Bill Ryder-Jones returns with his best album to date. Yawn is the culmination of a seven-year solo career and a pained existence, moving his beautifully depressing guitar music into a much deeper dimension.
Together these ten songs represent a meditative reflection of Ryder-Jones’ self and relationships. The goose bump inducing ‘Don’t Be Scared I Love You’ is a ballad for himself as much as anyone else listening. It comes as no surprise that Ryder-Jones isn’t exactly upbeat; his own mental health has always been paramount to his lyricism, West Kirby Primary’s ‘Daniel’ gave the most heart wrenching musical expression of grief that I have ever heard. Yet, something about Yawn is musically darker. Ryder-Jones’ hushed voice, held in perfect balance with a dark textural and instrumental landscape, is truly stunning.
Each song seems to form a body. The repetitive guitar melody ebbs and flows like air from the lungs, a counter guitar melody forms the blood in the veins, and twinkling drums and sustained cello drones work in harmony with the slow bass heartbeat. Most of the time, Ryder-Jones lets this body stay relaxed. Yet, sometimes, it is released to the wind to run. ‘Mither’, an ode to Ryder-Jones’ mother, bounces between the two culminating in a Pixie-esque soundscape which leaves you almost feeling the windburn on your cheeks.

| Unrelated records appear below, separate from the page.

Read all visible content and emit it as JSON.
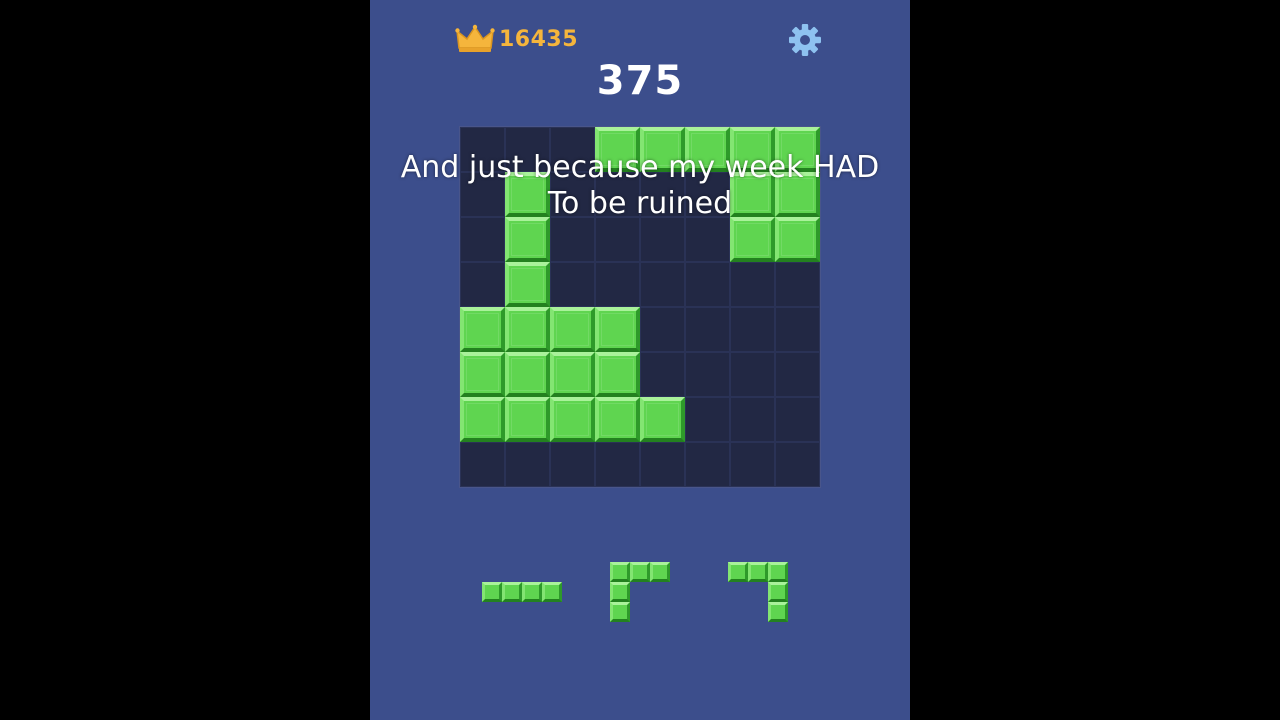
{
  "header": {
    "best_score": "16435",
    "current_score": "375"
  },
  "caption": {
    "line1": "And just because my week HAD",
    "line2": "To be ruined"
  },
  "icons": {
    "best": "crown-icon",
    "settings": "gear-icon"
  },
  "colors": {
    "background": "#3c4e8c",
    "board": "#222844",
    "block": "#5fd550",
    "best_score": "#f5b53c",
    "letterbox": "#000000"
  },
  "board": {
    "cols": 8,
    "rows": 8,
    "filled": [
      [
        0,
        3
      ],
      [
        0,
        4
      ],
      [
        0,
        5
      ],
      [
        0,
        6
      ],
      [
        0,
        7
      ],
      [
        1,
        1
      ],
      [
        1,
        6
      ],
      [
        1,
        7
      ],
      [
        2,
        1
      ],
      [
        2,
        6
      ],
      [
        2,
        7
      ],
      [
        3,
        1
      ],
      [
        4,
        0
      ],
      [
        4,
        1
      ],
      [
        4,
        2
      ],
      [
        4,
        3
      ],
      [
        5,
        0
      ],
      [
        5,
        1
      ],
      [
        5,
        2
      ],
      [
        5,
        3
      ],
      [
        6,
        0
      ],
      [
        6,
        1
      ],
      [
        6,
        2
      ],
      [
        6,
        3
      ],
      [
        6,
        4
      ]
    ]
  },
  "tray": {
    "pieces": [
      {
        "name": "piece-i4-horizontal",
        "cells": [
          [
            0,
            0
          ],
          [
            0,
            1
          ],
          [
            0,
            2
          ],
          [
            0,
            3
          ]
        ]
      },
      {
        "name": "piece-corner-left",
        "cells": [
          [
            0,
            0
          ],
          [
            0,
            1
          ],
          [
            0,
            2
          ],
          [
            1,
            0
          ],
          [
            2,
            0
          ]
        ]
      },
      {
        "name": "piece-corner-right",
        "cells": [
          [
            0,
            0
          ],
          [
            0,
            1
          ],
          [
            0,
            2
          ],
          [
            1,
            2
          ],
          [
            2,
            2
          ]
        ]
      }
    ]
  }
}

If I’m going to be honest, this album may not be for everyone. It’s a perfectly produced guitar album, but it demands attention. To get the most out of this work you need a cup of strong tea and ears willing to listen to the crafted words which swell deep from Bill Ryder-Jones’ soul. It’s clearly therapy for Ryder-Jones to make music, and I’d happily be overwhelmed by his emotions any day of the week.